- I was tossed from class. Of course frogs were living things. We were going to kill them, right? We had to repeat the dissection to learn. It's the scientific method to duplicate procedures and find the same results. But I had arisen from the realm of unconscious and mean, thanks to Mom, and I'm dissecting that for you now. Frogs, given my change in perspective, were for saving.
3.) At night, I wanted my dog to go to bed with me.
- I kept pulling her off her bed and holding her tightly next to me, so she wouldn’t run away. But I always lost control of her, as I’d start to doze off.

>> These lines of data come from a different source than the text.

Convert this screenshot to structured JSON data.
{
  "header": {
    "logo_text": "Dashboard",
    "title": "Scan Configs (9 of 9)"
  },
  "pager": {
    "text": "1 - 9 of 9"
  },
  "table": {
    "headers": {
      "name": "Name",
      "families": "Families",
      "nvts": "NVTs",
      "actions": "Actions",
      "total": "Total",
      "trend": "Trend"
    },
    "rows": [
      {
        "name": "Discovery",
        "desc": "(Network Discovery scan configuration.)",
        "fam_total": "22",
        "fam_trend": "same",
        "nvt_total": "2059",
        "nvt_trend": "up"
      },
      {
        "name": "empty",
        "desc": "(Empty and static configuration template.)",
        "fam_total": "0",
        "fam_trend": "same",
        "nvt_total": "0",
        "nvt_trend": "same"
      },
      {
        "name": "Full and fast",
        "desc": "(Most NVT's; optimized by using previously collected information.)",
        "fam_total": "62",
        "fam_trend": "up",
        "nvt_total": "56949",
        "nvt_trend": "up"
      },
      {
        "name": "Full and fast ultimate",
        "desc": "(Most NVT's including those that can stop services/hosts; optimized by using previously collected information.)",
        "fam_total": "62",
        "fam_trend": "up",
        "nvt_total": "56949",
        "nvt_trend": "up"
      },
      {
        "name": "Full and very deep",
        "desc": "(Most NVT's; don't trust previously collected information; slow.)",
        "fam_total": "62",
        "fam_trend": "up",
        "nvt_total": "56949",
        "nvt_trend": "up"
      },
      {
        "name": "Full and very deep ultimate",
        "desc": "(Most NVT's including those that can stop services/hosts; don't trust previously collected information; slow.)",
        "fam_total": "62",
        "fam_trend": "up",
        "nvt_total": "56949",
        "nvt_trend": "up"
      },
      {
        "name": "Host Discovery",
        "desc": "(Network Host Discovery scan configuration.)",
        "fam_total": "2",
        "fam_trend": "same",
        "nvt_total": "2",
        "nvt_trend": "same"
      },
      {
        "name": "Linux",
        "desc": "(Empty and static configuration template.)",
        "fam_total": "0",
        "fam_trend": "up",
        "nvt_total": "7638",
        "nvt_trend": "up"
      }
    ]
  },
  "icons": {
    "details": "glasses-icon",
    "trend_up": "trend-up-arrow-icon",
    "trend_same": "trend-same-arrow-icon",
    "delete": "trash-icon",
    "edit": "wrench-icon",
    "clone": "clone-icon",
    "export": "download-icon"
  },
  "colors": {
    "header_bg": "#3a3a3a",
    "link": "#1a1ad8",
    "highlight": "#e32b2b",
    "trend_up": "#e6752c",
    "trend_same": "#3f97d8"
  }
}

- Mom wisely suggested, “If you want to be cuddled and loved, use treats and affection. But don’t put your dog in jail!”
- Each night I gave Chica some treats after she came up to my bed. Then I’d pet her and scratch behind her ears and under her collar. She’d relax and snuggle. Then she’d hop down and go back to her own bed.
- One morning, I woke up to her snubbed snout, with its sniffles and snorts, snuggled into my pillow. I remember the rush of delight at her asthmatic huffs and puffs so close to me.
- I remember my initial fear and subsequent delight as she had a doggy dream, shivering and shaking in short fits with a soundtrack of slight cries and stifled “Woof! Woof!” thrown in.
- There was the sweet rush of love for my little dog, relaxed and surrendered to the deepest sleep, harbored against my side, anchored by a paw touching this 9-year-old boy.
- And that’s how it went until Chica died.